We’ve all seen the ALS Ice Bucket Challenge, and many have even participated in the making of a video.
The viral Internet sensation is hard to miss with today’s many social media platforms.
We pour buckets of ice water on ourselves and then challenge our family and friends to do the same. The consequence for not taking the challenge is to donate money to the ALS Association.
We blindly follow the trendy videos and encourage others to donate to a great cause – but what do we really know about ALS?
I’ve heard people say it’s like Alzheimer’s, others say it affects your muscles, others say it’s that thing Steven Hawking has,’ others simply don’t know but donate anyway.
ALS, or amyotrophic lateral sclerosis, better known as Lou Gehrig’s disease, is a neurodegenerative disease that affects the neurons and neuro-pathways to the brain and spinal cord. Simply put, when these motor neurons are isolated, they scar over and die.

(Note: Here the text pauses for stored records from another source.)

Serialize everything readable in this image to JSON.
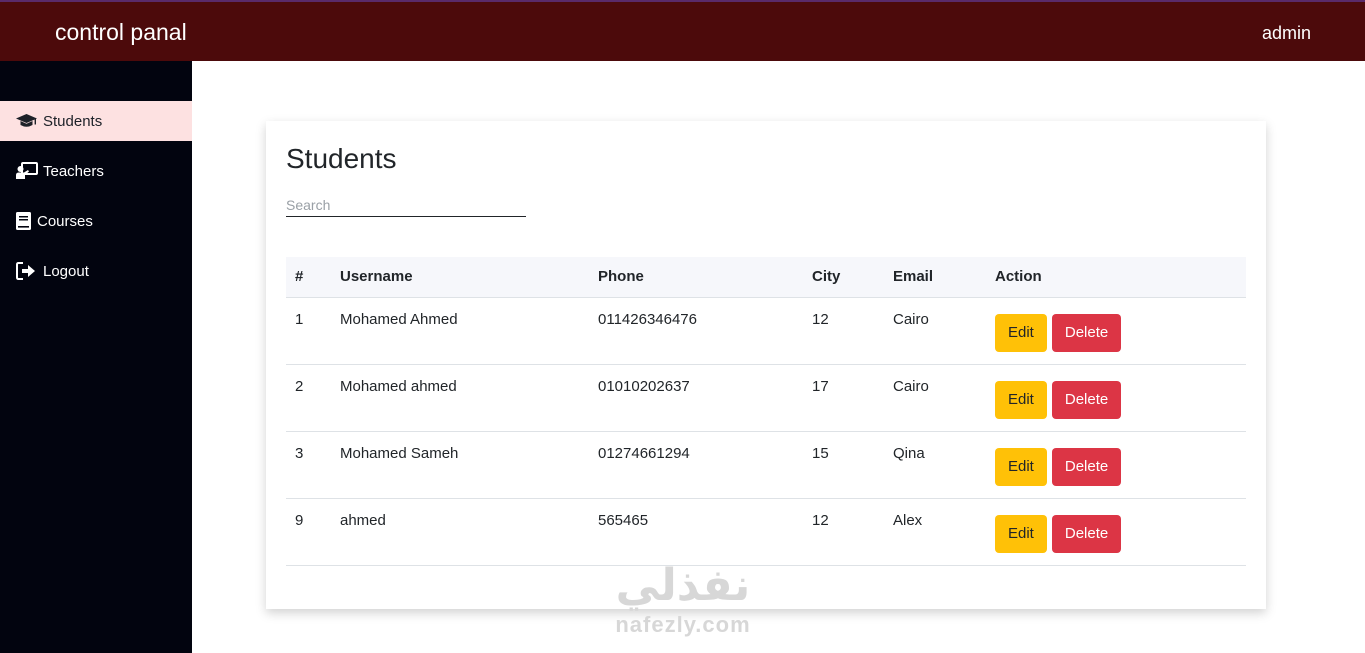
{
  "header": {
    "title": "control panal",
    "user": "admin"
  },
  "sidebar": {
    "items": [
      {
        "label": "Students",
        "icon": "graduation-cap-icon",
        "active": true
      },
      {
        "label": "Teachers",
        "icon": "chalkboard-teacher-icon",
        "active": false
      },
      {
        "label": "Courses",
        "icon": "book-icon",
        "active": false
      },
      {
        "label": "Logout",
        "icon": "sign-out-icon",
        "active": false
      }
    ]
  },
  "main": {
    "title": "Students",
    "search": {
      "placeholder": "Search",
      "value": ""
    },
    "table": {
      "columns": [
        "#",
        "Username",
        "Phone",
        "City",
        "Email",
        "Action"
      ],
      "rows": [
        {
          "id": "1",
          "username": "Mohamed Ahmed",
          "phone": "011426346476",
          "city": "12",
          "email": "Cairo"
        },
        {
          "id": "2",
          "username": "Mohamed ahmed",
          "phone": "01010202637",
          "city": "17",
          "email": "Cairo"
        },
        {
          "id": "3",
          "username": "Mohamed Sameh",
          "phone": "01274661294",
          "city": "15",
          "email": "Qina"
        },
        {
          "id": "9",
          "username": "ahmed",
          "phone": "565465",
          "city": "12",
          "email": "Alex"
        }
      ],
      "edit_label": "Edit",
      "delete_label": "Delete"
    }
  },
  "watermark": {
    "arabic": "نفذلي",
    "latin": "nafezly.com"
  },
  "colors": {
    "topbar": "#4c0a0b",
    "sidebar": "#02040f",
    "sidebar_active": "#fde1e1",
    "edit": "#ffc107",
    "delete": "#dc3545"
  }
}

When the neurons die, the voluntary muscle movement dies with them.
As the disease progresses, victims begin to lose the ability to speak, eat, walk and sometimes even breathe without assistance. Eventually, in the final stage of ALS, the patient is paralyzed and soon dies.
ALS more often affects men than women and is usually diagnosed between the ages of 40 and 70 years of age. It is estimated 30,000 Americans are living with ALS, and an average of 5,600 people are diagnosed every day. That’s an average of 15 Americans per day.
While the Ice Bucket Challenge has raised more than $88 million so far, as of yet, there is no proven cure for ALS.
There is, however, medication that significantly helps those affected with ALS. Rilutek, one such medication, is the leading pill prescribed to patients with ALS. Rilutek slows the spread of the disease protecting the motor neurons from too much of a substance called glutamate that is thought to be a large factor in the cause of nerve damage.
It is important to note Rilutek is not a cure for ALS. And at nearly $10 a tablet, Rilutek is expensive and simply prolongs the lifespan of the patient and doesn’t necessarily improve the quality of life. There are several research studies out currently looking to isolate the gene ALS is linked to, the cause of ALS and ways to prevent and to cure the disease.
Currently, the most promising area of research is the development of cell culture systems. Scientists in this field of study have discovered ways of protracting skin cells from patients with ALS and developing them into pluripotent stem cells, or cells that have the potential to become any cell type in the body. Researchers have been able to grow the pluripotent stem cells into motor neurons, thereby giving the body more neurons and lessening the effects of ALS.
I believe a cure is not far off on the horizon and can be made a reality with your help. So next time you or someone you know is nominated for the Ice Bucket Challenge, be sure and encourage everyone to donate. Every little bit matters.
For any questions about ALS or how to get involved in the fight for a cure, visit http://www.alsa.org/